Assignment: Below are records; say how many of their lines include the word "title", giving nothing but the number.

Source data:
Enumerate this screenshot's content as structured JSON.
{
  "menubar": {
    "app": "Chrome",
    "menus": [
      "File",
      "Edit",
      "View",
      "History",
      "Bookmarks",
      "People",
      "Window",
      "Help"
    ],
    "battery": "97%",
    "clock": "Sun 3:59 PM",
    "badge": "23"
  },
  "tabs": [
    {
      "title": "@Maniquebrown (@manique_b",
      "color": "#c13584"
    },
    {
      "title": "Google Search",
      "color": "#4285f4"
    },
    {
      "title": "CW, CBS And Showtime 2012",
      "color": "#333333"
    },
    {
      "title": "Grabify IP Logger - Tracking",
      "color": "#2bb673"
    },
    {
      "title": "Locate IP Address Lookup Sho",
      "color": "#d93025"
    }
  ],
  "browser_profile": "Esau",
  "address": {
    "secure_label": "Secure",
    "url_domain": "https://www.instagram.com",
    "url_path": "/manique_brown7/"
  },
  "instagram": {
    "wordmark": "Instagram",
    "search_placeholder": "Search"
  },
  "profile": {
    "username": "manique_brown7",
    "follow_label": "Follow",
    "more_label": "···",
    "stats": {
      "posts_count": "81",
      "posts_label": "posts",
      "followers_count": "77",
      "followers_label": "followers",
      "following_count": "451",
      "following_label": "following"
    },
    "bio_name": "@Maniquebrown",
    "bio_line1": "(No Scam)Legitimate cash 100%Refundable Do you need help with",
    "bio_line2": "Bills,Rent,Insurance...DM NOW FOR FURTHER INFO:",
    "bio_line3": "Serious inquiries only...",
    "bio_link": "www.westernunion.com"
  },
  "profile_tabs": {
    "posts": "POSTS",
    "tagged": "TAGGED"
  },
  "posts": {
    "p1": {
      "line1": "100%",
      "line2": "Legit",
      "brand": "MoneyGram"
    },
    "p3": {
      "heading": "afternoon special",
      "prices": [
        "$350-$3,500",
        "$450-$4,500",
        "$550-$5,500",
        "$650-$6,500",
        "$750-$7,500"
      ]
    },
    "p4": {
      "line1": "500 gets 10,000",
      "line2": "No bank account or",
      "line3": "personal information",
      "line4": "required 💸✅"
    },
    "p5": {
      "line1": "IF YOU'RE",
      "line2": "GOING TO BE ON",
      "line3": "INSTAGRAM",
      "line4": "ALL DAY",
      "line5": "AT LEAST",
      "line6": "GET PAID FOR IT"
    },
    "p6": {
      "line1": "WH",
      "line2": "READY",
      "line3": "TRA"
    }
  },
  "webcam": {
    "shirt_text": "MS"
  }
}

Solution for this task: 5